►

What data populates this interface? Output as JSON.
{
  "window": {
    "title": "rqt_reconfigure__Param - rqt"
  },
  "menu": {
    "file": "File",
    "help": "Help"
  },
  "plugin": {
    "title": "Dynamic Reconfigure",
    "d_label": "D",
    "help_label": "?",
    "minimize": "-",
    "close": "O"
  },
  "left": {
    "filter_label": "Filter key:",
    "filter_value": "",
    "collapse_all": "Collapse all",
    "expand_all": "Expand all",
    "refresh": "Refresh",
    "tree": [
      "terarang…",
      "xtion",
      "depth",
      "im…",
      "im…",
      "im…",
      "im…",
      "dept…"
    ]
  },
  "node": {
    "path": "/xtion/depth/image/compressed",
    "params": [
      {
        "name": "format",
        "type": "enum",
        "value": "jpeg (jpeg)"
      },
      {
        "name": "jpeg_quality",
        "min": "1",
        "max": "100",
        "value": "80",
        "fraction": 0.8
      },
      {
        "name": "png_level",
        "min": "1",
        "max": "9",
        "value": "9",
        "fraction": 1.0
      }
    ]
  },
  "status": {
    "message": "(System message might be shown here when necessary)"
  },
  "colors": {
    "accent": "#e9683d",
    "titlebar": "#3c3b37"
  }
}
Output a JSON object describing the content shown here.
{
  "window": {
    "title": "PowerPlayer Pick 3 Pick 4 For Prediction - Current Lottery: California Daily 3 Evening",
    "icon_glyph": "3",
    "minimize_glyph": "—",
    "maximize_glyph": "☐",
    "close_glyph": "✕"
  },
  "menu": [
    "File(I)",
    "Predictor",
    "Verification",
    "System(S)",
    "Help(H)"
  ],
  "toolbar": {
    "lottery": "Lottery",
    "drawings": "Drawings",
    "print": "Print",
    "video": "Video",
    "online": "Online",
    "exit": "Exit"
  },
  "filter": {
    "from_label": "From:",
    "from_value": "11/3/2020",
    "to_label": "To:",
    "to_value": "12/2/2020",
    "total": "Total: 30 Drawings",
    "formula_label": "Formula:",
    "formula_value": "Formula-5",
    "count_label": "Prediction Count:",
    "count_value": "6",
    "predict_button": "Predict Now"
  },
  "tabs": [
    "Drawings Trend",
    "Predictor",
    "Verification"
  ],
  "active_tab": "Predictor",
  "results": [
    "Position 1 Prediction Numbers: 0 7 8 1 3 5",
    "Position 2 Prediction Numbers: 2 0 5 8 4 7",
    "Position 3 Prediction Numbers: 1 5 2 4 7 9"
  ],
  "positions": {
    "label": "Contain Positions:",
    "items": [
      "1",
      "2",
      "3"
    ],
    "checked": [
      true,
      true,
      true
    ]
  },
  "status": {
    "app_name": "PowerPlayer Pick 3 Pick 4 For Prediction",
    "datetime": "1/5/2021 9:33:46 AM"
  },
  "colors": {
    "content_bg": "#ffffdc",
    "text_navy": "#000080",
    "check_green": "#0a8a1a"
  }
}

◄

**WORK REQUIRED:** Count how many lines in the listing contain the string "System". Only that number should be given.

**EXERCISE ANSWER:** 2